■ Available data ■
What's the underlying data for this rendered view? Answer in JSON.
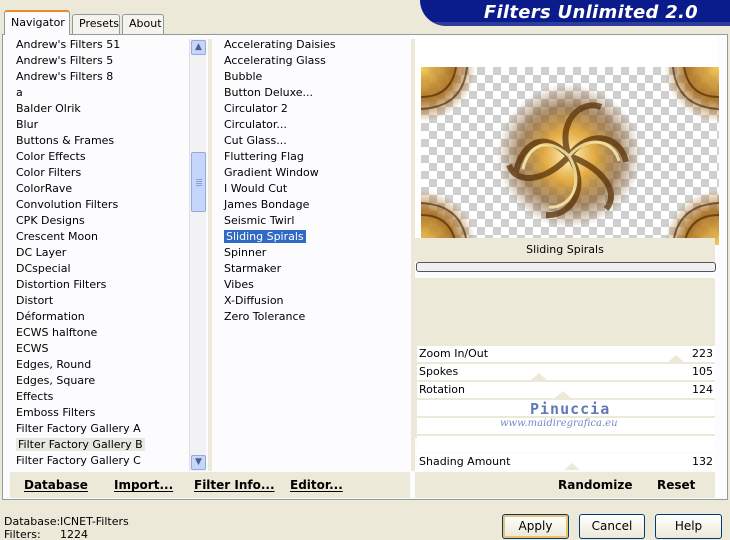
{
  "app": {
    "title": "Filters Unlimited 2.0"
  },
  "tabs": [
    {
      "label": "Navigator",
      "active": true
    },
    {
      "label": "Presets",
      "active": false
    },
    {
      "label": "About",
      "active": false
    }
  ],
  "categories": [
    "Andrew's Filters 51",
    "Andrew's Filters 5",
    "Andrew's Filters 8",
    "a",
    "Balder Olrik",
    "Blur",
    "Buttons & Frames",
    "Color Effects",
    "Color Filters",
    "ColorRave",
    "Convolution Filters",
    "CPK Designs",
    "Crescent Moon",
    "DC Layer",
    "DCspecial",
    "Distortion Filters",
    "Distort",
    "Déformation",
    "ECWS halftone",
    "ECWS",
    "Edges, Round",
    "Edges, Square",
    "Effects",
    "Emboss Filters",
    "Filter Factory Gallery A",
    "Filter Factory Gallery B",
    "Filter Factory Gallery C"
  ],
  "selected_category": "Filter Factory Gallery B",
  "filters": [
    "Accelerating Daisies",
    "Accelerating Glass",
    "Bubble",
    "Button Deluxe...",
    "Circulator 2",
    "Circulator...",
    "Cut Glass...",
    "Fluttering Flag",
    "Gradient Window",
    "I Would Cut",
    "James Bondage",
    "Seismic Twirl",
    "Sliding Spirals",
    "Spinner",
    "Starmaker",
    "Vibes",
    "X-Diffusion",
    "Zero Tolerance"
  ],
  "selected_filter": "Sliding Spirals",
  "preview": {
    "filter_name": "Sliding Spirals"
  },
  "params": [
    {
      "name": "Zoom In/Out",
      "value": "223",
      "level": 0.87
    },
    {
      "name": "Spokes",
      "value": "105",
      "level": 0.41
    },
    {
      "name": "Rotation",
      "value": "124",
      "level": 0.49
    },
    {
      "name": "",
      "value": ""
    },
    {
      "name": "",
      "value": ""
    },
    {
      "name": "",
      "value": ""
    },
    {
      "name": "Shading Amount",
      "value": "132",
      "level": 0.52
    }
  ],
  "watermark": {
    "line1": "Pinuccia",
    "line2": "www.maidiregrafica.eu"
  },
  "toolbar": {
    "database": "Database",
    "import": "Import...",
    "filter_info": "Filter Info...",
    "editor": "Editor...",
    "randomize": "Randomize",
    "reset": "Reset"
  },
  "footer": {
    "database_label": "Database:",
    "database_value": "ICNET-Filters",
    "filters_label": "Filters:",
    "filters_value": "1224",
    "apply": "Apply",
    "cancel": "Cancel",
    "help": "Help"
  },
  "colors": {
    "banner": "#0a1c8c",
    "selection": "#316ac5",
    "accent_tab": "#e68b2c"
  }
}
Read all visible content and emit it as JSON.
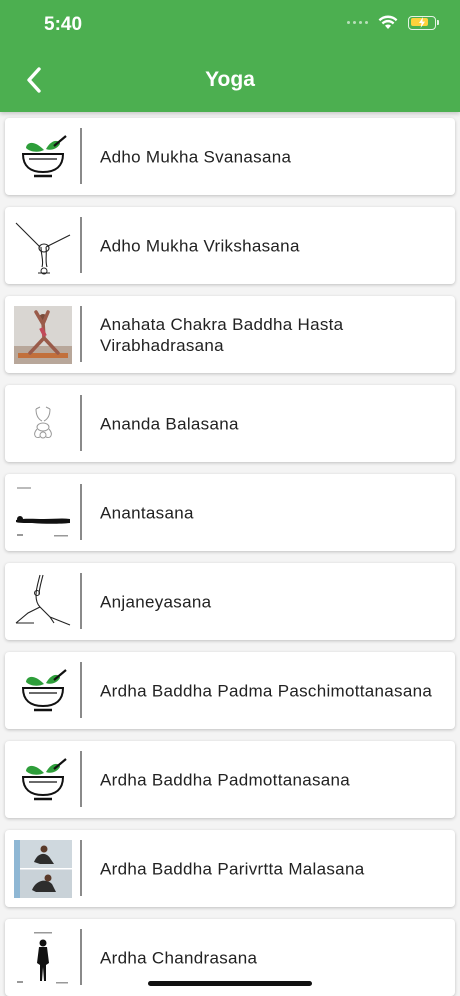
{
  "status_bar": {
    "time": "5:40",
    "battery_charging": true
  },
  "nav": {
    "title": "Yoga",
    "back_icon": "chevron-left-icon"
  },
  "colors": {
    "header": "#4caf50",
    "text": "#222222",
    "leaf": "#2e9e3a"
  },
  "poses": [
    {
      "name": "Adho Mukha Svanasana",
      "thumb": "mortar-leaf-icon"
    },
    {
      "name": "Adho Mukha Vrikshasana",
      "thumb": "handstand-sketch"
    },
    {
      "name": "Anahata Chakra Baddha Hasta Virabhadrasana",
      "thumb": "photo-warrior-pose"
    },
    {
      "name": "Ananda Balasana",
      "thumb": "happy-baby-sketch"
    },
    {
      "name": "Anantasana",
      "thumb": "lying-figure-card"
    },
    {
      "name": "Anjaneyasana",
      "thumb": "crescent-lunge-sketch"
    },
    {
      "name": "Ardha Baddha Padma Paschimottanasana",
      "thumb": "mortar-leaf-icon"
    },
    {
      "name": "Ardha Baddha Padmottanasana",
      "thumb": "mortar-leaf-icon"
    },
    {
      "name": "Ardha Baddha Parivrtta Malasana",
      "thumb": "photo-squat-twist"
    },
    {
      "name": "Ardha Chandrasana",
      "thumb": "standing-figure-card"
    }
  ]
}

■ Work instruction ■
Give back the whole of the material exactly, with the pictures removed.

■ Solved problem ■
What's the underlying data for this rendered view? Answer in JSON.
{
  "app": {
    "title": "Filters Unlimited 2.0"
  },
  "tabs": [
    {
      "label": "Navigator",
      "active": true
    },
    {
      "label": "Presets",
      "active": false
    },
    {
      "label": "About",
      "active": false
    }
  ],
  "categories": [
    "Andrew's Filters 51",
    "Andrew's Filters 5",
    "Andrew's Filters 8",
    "a",
    "Balder Olrik",
    "Blur",
    "Buttons & Frames",
    "Color Effects",
    "Color Filters",
    "ColorRave",
    "Convolution Filters",
    "CPK Designs",
    "Crescent Moon",
    "DC Layer",
    "DCspecial",
    "Distortion Filters",
    "Distort",
    "Déformation",
    "ECWS halftone",
    "ECWS",
    "Edges, Round",
    "Edges, Square",
    "Effects",
    "Emboss Filters",
    "Filter Factory Gallery A",
    "Filter Factory Gallery B",
    "Filter Factory Gallery C"
  ],
  "selected_category": "Filter Factory Gallery B",
  "filters": [
    "Accelerating Daisies",
    "Accelerating Glass",
    "Bubble",
    "Button Deluxe...",
    "Circulator 2",
    "Circulator...",
    "Cut Glass...",
    "Fluttering Flag",
    "Gradient Window",
    "I Would Cut",
    "James Bondage",
    "Seismic Twirl",
    "Sliding Spirals",
    "Spinner",
    "Starmaker",
    "Vibes",
    "X-Diffusion",
    "Zero Tolerance"
  ],
  "selected_filter": "Sliding Spirals",
  "preview": {
    "filter_name": "Sliding Spirals"
  },
  "params": [
    {
      "name": "Zoom In/Out",
      "value": "223",
      "level": 0.87
    },
    {
      "name": "Spokes",
      "value": "105",
      "level": 0.41
    },
    {
      "name": "Rotation",
      "value": "124",
      "level": 0.49
    },
    {
      "name": "",
      "value": ""
    },
    {
      "name": "",
      "value": ""
    },
    {
      "name": "",
      "value": ""
    },
    {
      "name": "Shading Amount",
      "value": "132",
      "level": 0.52
    }
  ],
  "watermark": {
    "line1": "Pinuccia",
    "line2": "www.maidiregrafica.eu"
  },
  "toolbar": {
    "database": "Database",
    "import": "Import...",
    "filter_info": "Filter Info...",
    "editor": "Editor...",
    "randomize": "Randomize",
    "reset": "Reset"
  },
  "footer": {
    "database_label": "Database:",
    "database_value": "ICNET-Filters",
    "filters_label": "Filters:",
    "filters_value": "1224",
    "apply": "Apply",
    "cancel": "Cancel",
    "help": "Help"
  },
  "colors": {
    "banner": "#0a1c8c",
    "selection": "#316ac5",
    "accent_tab": "#e68b2c"
  }
}
Read all visible content and emit it as JSON.
{
  "status_bar": {
    "time": "5:40",
    "battery_charging": true
  },
  "nav": {
    "title": "Yoga",
    "back_icon": "chevron-left-icon"
  },
  "colors": {
    "header": "#4caf50",
    "text": "#222222",
    "leaf": "#2e9e3a"
  },
  "poses": [
    {
      "name": "Adho Mukha Svanasana",
      "thumb": "mortar-leaf-icon"
    },
    {
      "name": "Adho Mukha Vrikshasana",
      "thumb": "handstand-sketch"
    },
    {
      "name": "Anahata Chakra Baddha Hasta Virabhadrasana",
      "thumb": "photo-warrior-pose"
    },
    {
      "name": "Ananda Balasana",
      "thumb": "happy-baby-sketch"
    },
    {
      "name": "Anantasana",
      "thumb": "lying-figure-card"
    },
    {
      "name": "Anjaneyasana",
      "thumb": "crescent-lunge-sketch"
    },
    {
      "name": "Ardha Baddha Padma Paschimottanasana",
      "thumb": "mortar-leaf-icon"
    },
    {
      "name": "Ardha Baddha Padmottanasana",
      "thumb": "mortar-leaf-icon"
    },
    {
      "name": "Ardha Baddha Parivrtta Malasana",
      "thumb": "photo-squat-twist"
    },
    {
      "name": "Ardha Chandrasana",
      "thumb": "standing-figure-card"
    }
  ]
}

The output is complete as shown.